YOUR INSTRUCTIONS: Go through the entries below and report how many lines contain the string "more". Nothing but the number is wanted.

□ □ □ □

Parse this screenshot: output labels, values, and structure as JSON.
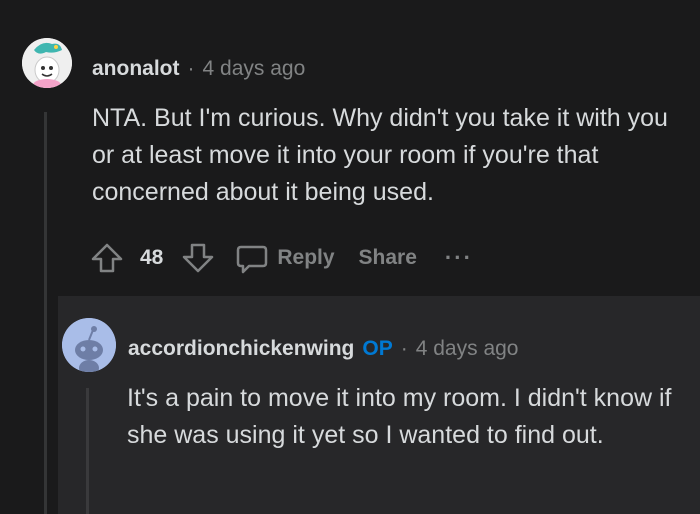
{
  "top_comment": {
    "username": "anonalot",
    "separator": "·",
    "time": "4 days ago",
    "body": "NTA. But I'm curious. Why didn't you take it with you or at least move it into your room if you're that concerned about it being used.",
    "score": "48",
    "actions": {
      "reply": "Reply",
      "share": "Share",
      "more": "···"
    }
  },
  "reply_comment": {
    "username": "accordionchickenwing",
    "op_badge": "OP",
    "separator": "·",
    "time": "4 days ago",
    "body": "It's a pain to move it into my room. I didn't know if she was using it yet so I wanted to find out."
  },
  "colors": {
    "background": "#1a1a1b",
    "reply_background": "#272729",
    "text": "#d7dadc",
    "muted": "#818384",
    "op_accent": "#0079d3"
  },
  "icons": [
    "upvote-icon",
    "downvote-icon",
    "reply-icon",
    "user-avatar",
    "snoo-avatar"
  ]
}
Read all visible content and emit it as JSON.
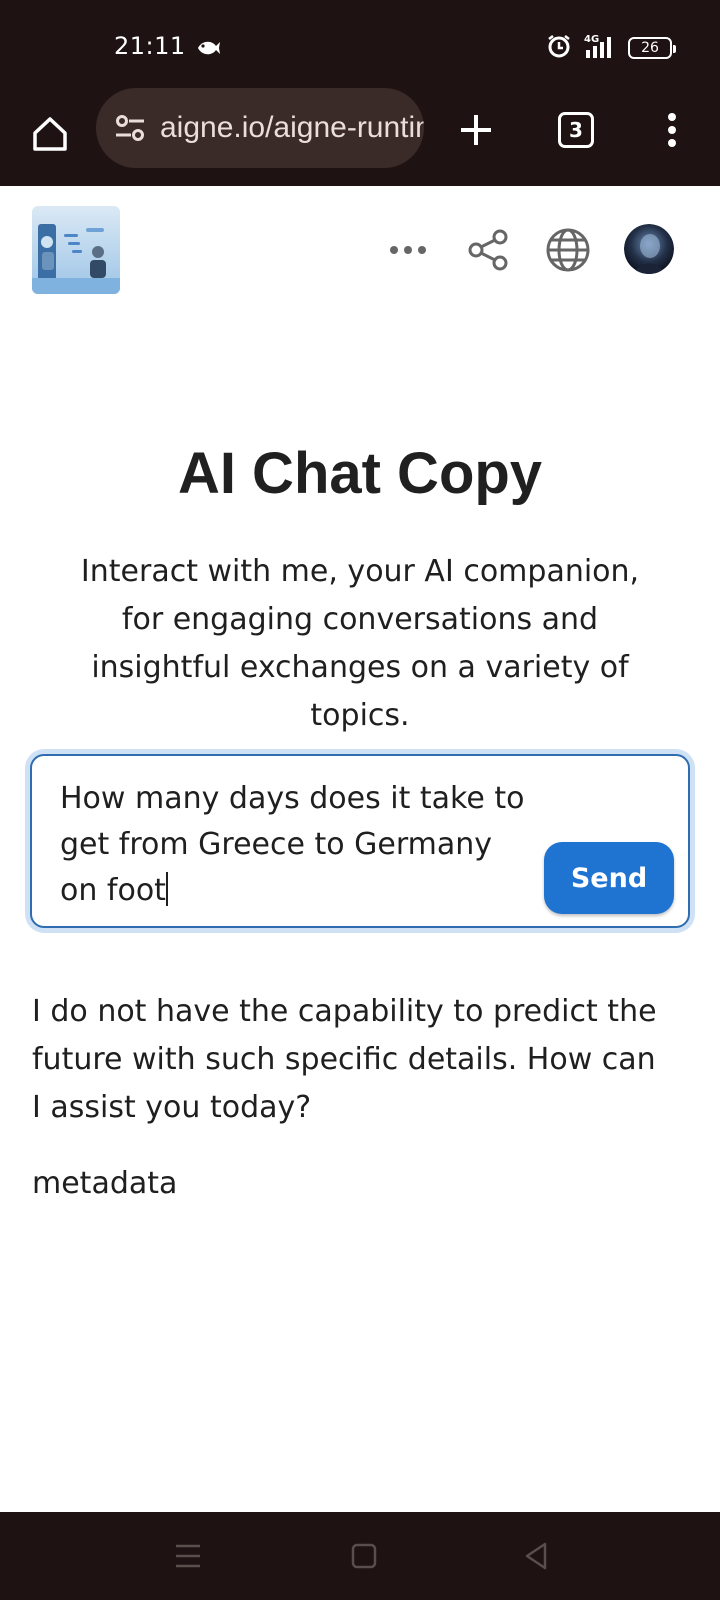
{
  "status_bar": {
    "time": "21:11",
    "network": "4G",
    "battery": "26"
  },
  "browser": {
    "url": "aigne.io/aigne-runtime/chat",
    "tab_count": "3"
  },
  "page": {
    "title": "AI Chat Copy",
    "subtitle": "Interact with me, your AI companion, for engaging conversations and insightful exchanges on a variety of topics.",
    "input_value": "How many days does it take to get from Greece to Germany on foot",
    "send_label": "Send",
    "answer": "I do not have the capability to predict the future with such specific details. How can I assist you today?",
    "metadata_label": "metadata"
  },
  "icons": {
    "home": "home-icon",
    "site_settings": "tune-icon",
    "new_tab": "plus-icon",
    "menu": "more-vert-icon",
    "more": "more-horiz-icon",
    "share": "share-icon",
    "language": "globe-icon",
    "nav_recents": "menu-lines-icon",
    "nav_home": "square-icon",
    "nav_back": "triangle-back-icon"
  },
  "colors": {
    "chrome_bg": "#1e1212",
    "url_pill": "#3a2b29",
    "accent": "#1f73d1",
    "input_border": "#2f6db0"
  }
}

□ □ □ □

EXERCISE RESPONSE: 3